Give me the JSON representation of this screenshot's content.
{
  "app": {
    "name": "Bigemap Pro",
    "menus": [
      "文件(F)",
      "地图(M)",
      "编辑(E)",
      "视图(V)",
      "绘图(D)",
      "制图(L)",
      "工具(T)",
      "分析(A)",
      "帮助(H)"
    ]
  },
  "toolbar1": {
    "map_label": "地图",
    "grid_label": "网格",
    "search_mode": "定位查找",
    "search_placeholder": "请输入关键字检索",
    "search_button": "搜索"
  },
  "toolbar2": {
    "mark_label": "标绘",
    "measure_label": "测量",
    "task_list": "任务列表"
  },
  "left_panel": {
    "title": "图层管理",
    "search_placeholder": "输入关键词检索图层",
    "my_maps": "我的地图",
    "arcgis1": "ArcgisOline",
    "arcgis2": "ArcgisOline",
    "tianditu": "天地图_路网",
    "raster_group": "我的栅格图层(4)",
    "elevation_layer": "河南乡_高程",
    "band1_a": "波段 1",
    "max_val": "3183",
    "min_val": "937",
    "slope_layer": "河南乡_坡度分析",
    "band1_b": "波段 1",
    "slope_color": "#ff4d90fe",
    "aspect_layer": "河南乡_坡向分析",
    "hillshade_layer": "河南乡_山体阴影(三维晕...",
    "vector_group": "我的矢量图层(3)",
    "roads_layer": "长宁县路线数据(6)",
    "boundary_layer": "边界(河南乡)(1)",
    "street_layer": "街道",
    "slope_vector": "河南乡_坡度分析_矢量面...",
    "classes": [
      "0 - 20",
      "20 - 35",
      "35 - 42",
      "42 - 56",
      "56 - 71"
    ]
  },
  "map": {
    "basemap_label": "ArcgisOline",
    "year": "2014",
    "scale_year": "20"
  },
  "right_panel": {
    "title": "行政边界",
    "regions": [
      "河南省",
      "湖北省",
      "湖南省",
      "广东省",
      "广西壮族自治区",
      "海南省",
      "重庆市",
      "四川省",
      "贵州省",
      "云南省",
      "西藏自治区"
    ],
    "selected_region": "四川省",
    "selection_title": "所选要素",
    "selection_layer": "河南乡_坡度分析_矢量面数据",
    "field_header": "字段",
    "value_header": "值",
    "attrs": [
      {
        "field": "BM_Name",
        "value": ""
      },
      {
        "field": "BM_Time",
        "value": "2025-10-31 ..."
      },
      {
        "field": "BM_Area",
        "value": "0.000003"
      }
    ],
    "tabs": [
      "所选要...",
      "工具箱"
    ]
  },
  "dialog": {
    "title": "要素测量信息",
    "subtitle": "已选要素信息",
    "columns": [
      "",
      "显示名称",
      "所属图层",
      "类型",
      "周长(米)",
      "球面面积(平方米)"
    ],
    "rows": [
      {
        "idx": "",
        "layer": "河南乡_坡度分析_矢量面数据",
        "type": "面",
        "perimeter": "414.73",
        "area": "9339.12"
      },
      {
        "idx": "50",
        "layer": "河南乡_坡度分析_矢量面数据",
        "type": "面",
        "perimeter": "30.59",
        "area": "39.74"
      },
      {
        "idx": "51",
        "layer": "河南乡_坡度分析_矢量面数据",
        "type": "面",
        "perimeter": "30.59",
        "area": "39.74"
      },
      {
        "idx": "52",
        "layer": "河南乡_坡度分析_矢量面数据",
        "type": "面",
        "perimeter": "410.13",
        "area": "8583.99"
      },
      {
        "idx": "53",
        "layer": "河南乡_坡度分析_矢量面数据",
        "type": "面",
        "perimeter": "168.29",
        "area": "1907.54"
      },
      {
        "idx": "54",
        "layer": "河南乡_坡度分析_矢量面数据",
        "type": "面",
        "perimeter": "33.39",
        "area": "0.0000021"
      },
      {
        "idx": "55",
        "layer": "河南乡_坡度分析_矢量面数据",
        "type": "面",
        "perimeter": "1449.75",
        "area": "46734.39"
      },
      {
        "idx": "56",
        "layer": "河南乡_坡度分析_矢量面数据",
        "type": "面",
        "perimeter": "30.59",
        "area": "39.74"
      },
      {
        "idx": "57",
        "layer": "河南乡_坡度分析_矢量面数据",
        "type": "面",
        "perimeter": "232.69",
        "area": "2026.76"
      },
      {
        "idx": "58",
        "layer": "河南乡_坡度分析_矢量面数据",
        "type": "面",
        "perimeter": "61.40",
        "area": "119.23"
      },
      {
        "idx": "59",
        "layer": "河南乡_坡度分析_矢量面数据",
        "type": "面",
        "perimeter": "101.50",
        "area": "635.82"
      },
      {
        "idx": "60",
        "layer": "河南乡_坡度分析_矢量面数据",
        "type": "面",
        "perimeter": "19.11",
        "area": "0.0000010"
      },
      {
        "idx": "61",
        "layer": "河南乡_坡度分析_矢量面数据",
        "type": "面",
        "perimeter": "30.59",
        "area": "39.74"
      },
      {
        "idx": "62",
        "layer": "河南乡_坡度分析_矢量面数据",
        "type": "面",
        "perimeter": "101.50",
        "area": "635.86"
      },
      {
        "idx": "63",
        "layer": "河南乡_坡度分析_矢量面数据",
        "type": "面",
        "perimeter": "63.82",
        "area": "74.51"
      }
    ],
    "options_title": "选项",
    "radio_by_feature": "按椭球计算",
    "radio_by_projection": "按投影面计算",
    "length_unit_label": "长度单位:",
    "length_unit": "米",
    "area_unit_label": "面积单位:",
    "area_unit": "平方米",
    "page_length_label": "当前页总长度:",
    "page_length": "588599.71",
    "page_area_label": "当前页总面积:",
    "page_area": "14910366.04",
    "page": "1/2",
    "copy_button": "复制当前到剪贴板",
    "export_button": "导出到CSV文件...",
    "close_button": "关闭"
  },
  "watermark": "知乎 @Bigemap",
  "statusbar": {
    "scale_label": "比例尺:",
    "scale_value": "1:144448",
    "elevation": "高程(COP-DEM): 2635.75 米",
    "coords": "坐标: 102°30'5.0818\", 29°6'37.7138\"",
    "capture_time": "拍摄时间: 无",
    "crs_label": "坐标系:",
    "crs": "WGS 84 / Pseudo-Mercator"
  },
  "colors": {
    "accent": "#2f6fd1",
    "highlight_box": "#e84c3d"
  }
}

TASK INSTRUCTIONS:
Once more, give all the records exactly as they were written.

RESULT FOR THIS TASK:
Give me the JSON representation of this screenshot's content.
{
  "app": {
    "name": "Bigemap Pro",
    "menus": [
      "文件(F)",
      "地图(M)",
      "编辑(E)",
      "视图(V)",
      "绘图(D)",
      "制图(L)",
      "工具(T)",
      "分析(A)",
      "帮助(H)"
    ]
  },
  "toolbar1": {
    "map_label": "地图",
    "grid_label": "网格",
    "search_mode": "定位查找",
    "search_placeholder": "请输入关键字检索",
    "search_button": "搜索"
  },
  "toolbar2": {
    "mark_label": "标绘",
    "measure_label": "测量",
    "task_list": "任务列表"
  },
  "left_panel": {
    "title": "图层管理",
    "search_placeholder": "输入关键词检索图层",
    "my_maps": "我的地图",
    "arcgis1": "ArcgisOline",
    "arcgis2": "ArcgisOline",
    "tianditu": "天地图_路网",
    "raster_group": "我的栅格图层(4)",
    "elevation_layer": "河南乡_高程",
    "band1_a": "波段 1",
    "max_val": "3183",
    "min_val": "937",
    "slope_layer": "河南乡_坡度分析",
    "band1_b": "波段 1",
    "slope_color": "#ff4d90fe",
    "aspect_layer": "河南乡_坡向分析",
    "hillshade_layer": "河南乡_山体阴影(三维晕...",
    "vector_group": "我的矢量图层(3)",
    "roads_layer": "长宁县路线数据(6)",
    "boundary_layer": "边界(河南乡)(1)",
    "street_layer": "街道",
    "slope_vector": "河南乡_坡度分析_矢量面...",
    "classes": [
      "0 - 20",
      "20 - 35",
      "35 - 42",
      "42 - 56",
      "56 - 71"
    ]
  },
  "map": {
    "basemap_label": "ArcgisOline",
    "year": "2014",
    "scale_year": "20"
  },
  "right_panel": {
    "title": "行政边界",
    "regions": [
      "河南省",
      "湖北省",
      "湖南省",
      "广东省",
      "广西壮族自治区",
      "海南省",
      "重庆市",
      "四川省",
      "贵州省",
      "云南省",
      "西藏自治区"
    ],
    "selected_region": "四川省",
    "selection_title": "所选要素",
    "selection_layer": "河南乡_坡度分析_矢量面数据",
    "field_header": "字段",
    "value_header": "值",
    "attrs": [
      {
        "field": "BM_Name",
        "value": ""
      },
      {
        "field": "BM_Time",
        "value": "2025-10-31 ..."
      },
      {
        "field": "BM_Area",
        "value": "0.000003"
      }
    ],
    "tabs": [
      "所选要...",
      "工具箱"
    ]
  },
  "dialog": {
    "title": "要素测量信息",
    "subtitle": "已选要素信息",
    "columns": [
      "",
      "显示名称",
      "所属图层",
      "类型",
      "周长(米)",
      "球面面积(平方米)"
    ],
    "rows": [
      {
        "idx": "",
        "layer": "河南乡_坡度分析_矢量面数据",
        "type": "面",
        "perimeter": "414.73",
        "area": "9339.12"
      },
      {
        "idx": "50",
        "layer": "河南乡_坡度分析_矢量面数据",
        "type": "面",
        "perimeter": "30.59",
        "area": "39.74"
      },
      {
        "idx": "51",
        "layer": "河南乡_坡度分析_矢量面数据",
        "type": "面",
        "perimeter": "30.59",
        "area": "39.74"
      },
      {
        "idx": "52",
        "layer": "河南乡_坡度分析_矢量面数据",
        "type": "面",
        "perimeter": "410.13",
        "area": "8583.99"
      },
      {
        "idx": "53",
        "layer": "河南乡_坡度分析_矢量面数据",
        "type": "面",
        "perimeter": "168.29",
        "area": "1907.54"
      },
      {
        "idx": "54",
        "layer": "河南乡_坡度分析_矢量面数据",
        "type": "面",
        "perimeter": "33.39",
        "area": "0.0000021"
      },
      {
        "idx": "55",
        "layer": "河南乡_坡度分析_矢量面数据",
        "type": "面",
        "perimeter": "1449.75",
        "area": "46734.39"
      },
      {
        "idx": "56",
        "layer": "河南乡_坡度分析_矢量面数据",
        "type": "面",
        "perimeter": "30.59",
        "area": "39.74"
      },
      {
        "idx": "57",
        "layer": "河南乡_坡度分析_矢量面数据",
        "type": "面",
        "perimeter": "232.69",
        "area": "2026.76"
      },
      {
        "idx": "58",
        "layer": "河南乡_坡度分析_矢量面数据",
        "type": "面",
        "perimeter": "61.40",
        "area": "119.23"
      },
      {
        "idx": "59",
        "layer": "河南乡_坡度分析_矢量面数据",
        "type": "面",
        "perimeter": "101.50",
        "area": "635.82"
      },
      {
        "idx": "60",
        "layer": "河南乡_坡度分析_矢量面数据",
        "type": "面",
        "perimeter": "19.11",
        "area": "0.0000010"
      },
      {
        "idx": "61",
        "layer": "河南乡_坡度分析_矢量面数据",
        "type": "面",
        "perimeter": "30.59",
        "area": "39.74"
      },
      {
        "idx": "62",
        "layer": "河南乡_坡度分析_矢量面数据",
        "type": "面",
        "perimeter": "101.50",
        "area": "635.86"
      },
      {
        "idx": "63",
        "layer": "河南乡_坡度分析_矢量面数据",
        "type": "面",
        "perimeter": "63.82",
        "area": "74.51"
      }
    ],
    "options_title": "选项",
    "radio_by_feature": "按椭球计算",
    "radio_by_projection": "按投影面计算",
    "length_unit_label": "长度单位:",
    "length_unit": "米",
    "area_unit_label": "面积单位:",
    "area_unit": "平方米",
    "page_length_label": "当前页总长度:",
    "page_length": "588599.71",
    "page_area_label": "当前页总面积:",
    "page_area": "14910366.04",
    "page": "1/2",
    "copy_button": "复制当前到剪贴板",
    "export_button": "导出到CSV文件...",
    "close_button": "关闭"
  },
  "watermark": "知乎 @Bigemap",
  "statusbar": {
    "scale_label": "比例尺:",
    "scale_value": "1:144448",
    "elevation": "高程(COP-DEM): 2635.75 米",
    "coords": "坐标: 102°30'5.0818\", 29°6'37.7138\"",
    "capture_time": "拍摄时间: 无",
    "crs_label": "坐标系:",
    "crs": "WGS 84 / Pseudo-Mercator"
  },
  "colors": {
    "accent": "#2f6fd1",
    "highlight_box": "#e84c3d"
  }
}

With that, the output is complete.